To secure two or more pieces of material together, a rivet is placed into a hole cut just a bit larger in diameter than the rivet itself. During blind riveting or pop riveting, the force transferred from the hammer actually deforms the other end of a hollow rivet, creating a field head which secures the material together. By hand, this is usually done by hammering the rivet into the material with a striking plate underneath. Machine riveting can be done by heating the rivet until it is red hot and then forging the field head onto it or by using compression from a pneumatic or hydraulic hammer, or a smaller, hand-held rivet tool called a rivet gun.
Rivets come in a variety of configurations depending on the type of riveting. A tubular rivet has a cylindrical or tapered hole at the end, which is shaped or curled back by another tool during the setting process to form a clinch head against the material. A rivet nut or nutsert, is a threaded rivet which is used to provide secure, permanent hold in high-load applications.

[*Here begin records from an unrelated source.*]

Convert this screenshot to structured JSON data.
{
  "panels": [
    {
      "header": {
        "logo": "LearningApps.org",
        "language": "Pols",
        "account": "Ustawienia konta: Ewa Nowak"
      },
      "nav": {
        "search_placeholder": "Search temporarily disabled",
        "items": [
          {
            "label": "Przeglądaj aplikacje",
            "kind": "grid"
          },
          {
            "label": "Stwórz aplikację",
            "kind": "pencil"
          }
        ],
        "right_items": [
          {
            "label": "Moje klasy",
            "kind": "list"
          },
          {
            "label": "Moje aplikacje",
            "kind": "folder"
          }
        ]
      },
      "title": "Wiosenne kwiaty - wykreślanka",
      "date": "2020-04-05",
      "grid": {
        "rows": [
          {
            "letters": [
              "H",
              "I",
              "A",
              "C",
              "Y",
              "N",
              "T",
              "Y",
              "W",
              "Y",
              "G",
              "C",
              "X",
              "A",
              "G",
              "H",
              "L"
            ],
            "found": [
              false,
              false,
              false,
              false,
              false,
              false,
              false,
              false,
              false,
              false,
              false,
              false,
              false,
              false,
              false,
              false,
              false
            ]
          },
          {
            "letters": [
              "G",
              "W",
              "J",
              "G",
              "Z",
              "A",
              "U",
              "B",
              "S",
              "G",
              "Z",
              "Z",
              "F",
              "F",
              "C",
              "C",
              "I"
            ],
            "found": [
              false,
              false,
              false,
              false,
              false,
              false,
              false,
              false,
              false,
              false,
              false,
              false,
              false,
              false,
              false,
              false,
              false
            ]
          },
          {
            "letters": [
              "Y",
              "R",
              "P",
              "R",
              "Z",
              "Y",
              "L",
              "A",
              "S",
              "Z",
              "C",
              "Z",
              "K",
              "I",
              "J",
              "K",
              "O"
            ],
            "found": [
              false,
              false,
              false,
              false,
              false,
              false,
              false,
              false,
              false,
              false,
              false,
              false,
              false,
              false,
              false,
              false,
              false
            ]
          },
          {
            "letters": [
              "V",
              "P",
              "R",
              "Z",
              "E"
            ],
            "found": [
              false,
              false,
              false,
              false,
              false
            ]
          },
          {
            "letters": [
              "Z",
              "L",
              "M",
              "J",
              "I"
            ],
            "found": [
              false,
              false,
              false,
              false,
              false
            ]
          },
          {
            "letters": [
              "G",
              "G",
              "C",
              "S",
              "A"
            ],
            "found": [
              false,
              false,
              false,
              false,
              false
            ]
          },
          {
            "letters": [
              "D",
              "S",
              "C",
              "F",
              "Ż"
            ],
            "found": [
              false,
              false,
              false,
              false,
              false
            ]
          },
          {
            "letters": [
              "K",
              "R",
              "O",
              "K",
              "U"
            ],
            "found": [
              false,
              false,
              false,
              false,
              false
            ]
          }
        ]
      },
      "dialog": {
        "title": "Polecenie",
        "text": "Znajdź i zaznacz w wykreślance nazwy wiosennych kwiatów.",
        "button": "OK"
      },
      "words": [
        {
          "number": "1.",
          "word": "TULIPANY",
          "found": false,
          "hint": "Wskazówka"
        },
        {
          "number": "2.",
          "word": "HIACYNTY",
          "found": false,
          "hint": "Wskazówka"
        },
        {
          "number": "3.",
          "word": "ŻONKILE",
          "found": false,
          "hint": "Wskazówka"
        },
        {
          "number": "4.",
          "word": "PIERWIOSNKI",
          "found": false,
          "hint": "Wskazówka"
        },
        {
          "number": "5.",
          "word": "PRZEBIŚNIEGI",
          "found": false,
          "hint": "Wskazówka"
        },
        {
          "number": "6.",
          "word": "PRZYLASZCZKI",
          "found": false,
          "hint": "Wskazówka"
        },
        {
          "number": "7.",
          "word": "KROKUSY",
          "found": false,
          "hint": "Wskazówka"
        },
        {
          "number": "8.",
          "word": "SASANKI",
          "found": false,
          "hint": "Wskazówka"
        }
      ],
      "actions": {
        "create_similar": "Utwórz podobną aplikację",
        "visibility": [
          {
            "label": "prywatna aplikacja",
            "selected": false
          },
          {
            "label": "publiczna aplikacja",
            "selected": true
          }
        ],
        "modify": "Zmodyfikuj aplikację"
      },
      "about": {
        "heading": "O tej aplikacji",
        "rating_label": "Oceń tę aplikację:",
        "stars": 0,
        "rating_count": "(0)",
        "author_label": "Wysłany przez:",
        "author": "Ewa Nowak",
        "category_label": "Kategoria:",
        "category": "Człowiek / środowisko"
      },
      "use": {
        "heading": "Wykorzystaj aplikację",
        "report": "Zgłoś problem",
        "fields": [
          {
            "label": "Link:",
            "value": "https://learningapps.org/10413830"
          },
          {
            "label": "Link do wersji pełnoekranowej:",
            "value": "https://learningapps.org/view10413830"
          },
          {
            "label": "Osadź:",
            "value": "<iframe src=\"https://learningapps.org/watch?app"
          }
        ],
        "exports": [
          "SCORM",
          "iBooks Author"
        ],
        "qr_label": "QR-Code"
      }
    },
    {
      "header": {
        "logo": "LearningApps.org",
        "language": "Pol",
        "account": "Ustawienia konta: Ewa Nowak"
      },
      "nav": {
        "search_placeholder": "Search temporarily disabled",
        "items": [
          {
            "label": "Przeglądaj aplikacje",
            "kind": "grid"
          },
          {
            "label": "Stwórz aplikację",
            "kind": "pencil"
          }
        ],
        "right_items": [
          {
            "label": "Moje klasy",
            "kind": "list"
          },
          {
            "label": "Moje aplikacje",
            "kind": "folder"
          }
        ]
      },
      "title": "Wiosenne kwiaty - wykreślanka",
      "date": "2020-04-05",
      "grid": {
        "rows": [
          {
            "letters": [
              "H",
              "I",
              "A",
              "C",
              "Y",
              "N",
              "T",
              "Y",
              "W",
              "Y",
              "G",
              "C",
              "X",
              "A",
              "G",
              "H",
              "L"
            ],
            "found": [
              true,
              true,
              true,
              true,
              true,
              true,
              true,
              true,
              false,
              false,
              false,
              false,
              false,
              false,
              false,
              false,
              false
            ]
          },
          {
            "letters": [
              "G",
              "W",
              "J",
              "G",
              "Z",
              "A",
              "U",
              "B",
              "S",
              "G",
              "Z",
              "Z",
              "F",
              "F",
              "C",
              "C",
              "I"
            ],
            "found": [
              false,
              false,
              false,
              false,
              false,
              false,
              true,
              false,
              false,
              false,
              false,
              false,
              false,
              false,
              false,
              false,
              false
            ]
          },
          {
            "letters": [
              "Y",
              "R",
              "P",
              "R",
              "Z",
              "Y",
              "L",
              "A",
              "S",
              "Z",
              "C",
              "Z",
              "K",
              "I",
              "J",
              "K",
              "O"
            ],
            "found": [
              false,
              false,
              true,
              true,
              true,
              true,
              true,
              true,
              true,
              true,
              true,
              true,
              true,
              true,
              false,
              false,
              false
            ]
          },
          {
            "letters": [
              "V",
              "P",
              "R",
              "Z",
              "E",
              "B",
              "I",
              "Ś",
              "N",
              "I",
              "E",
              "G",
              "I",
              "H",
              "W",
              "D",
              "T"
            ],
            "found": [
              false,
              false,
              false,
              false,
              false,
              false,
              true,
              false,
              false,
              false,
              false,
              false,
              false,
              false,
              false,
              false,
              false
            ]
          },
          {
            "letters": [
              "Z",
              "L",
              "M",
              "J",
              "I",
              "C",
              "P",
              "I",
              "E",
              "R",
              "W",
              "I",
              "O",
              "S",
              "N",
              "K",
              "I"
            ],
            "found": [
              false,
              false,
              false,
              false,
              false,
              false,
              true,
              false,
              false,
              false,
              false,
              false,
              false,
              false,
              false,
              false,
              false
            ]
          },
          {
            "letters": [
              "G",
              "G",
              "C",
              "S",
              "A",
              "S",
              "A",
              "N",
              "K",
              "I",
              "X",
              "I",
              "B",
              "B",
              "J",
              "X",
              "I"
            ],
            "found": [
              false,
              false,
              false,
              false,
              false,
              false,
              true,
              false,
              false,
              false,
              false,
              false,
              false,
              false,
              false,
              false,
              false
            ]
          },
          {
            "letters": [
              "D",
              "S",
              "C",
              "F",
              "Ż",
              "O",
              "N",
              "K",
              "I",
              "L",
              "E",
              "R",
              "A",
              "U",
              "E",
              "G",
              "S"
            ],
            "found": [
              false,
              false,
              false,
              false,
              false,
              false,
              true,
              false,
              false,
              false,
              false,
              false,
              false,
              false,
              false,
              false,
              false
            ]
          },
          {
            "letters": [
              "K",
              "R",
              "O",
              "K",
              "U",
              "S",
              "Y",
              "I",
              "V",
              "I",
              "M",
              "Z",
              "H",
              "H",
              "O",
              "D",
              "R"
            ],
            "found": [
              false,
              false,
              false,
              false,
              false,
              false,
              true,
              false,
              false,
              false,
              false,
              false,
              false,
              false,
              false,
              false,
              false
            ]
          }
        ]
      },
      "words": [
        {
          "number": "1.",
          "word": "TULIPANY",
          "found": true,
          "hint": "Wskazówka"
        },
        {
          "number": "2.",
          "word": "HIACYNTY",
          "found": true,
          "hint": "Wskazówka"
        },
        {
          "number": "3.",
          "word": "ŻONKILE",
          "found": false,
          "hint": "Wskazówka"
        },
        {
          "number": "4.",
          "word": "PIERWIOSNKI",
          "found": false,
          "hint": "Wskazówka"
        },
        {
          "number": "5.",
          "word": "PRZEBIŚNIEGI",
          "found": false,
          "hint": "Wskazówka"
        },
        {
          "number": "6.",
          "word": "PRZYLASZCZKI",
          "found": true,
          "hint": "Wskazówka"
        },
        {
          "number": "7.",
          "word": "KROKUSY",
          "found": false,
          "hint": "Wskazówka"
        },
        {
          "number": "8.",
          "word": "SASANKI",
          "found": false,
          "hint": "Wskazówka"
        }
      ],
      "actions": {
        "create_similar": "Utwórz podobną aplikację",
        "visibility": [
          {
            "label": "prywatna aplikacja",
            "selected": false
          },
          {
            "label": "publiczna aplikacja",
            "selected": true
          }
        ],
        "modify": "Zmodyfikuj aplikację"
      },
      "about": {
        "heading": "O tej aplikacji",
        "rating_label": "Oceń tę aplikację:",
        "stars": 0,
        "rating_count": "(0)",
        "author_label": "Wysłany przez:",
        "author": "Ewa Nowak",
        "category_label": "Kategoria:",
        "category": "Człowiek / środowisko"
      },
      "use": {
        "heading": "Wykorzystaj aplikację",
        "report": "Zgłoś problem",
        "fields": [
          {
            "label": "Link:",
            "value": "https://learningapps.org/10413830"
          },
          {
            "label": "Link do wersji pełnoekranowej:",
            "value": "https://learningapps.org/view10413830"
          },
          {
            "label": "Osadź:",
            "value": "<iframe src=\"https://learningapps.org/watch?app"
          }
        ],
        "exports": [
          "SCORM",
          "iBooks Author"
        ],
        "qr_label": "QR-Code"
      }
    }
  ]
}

Rivets can be made of many different materials, including steel, copper, plastic, and other metal alloys, depending on the material being secured together, possible weight restrictions, and the potential for corrosion. When the weight of the materials or the possibility of corrosion is an issue, a manufacturer may use a copper, aluminum, or plastic rivet. Plastic button rivets may be removed and used again, and are useful in applications where materials need to be non-conductive.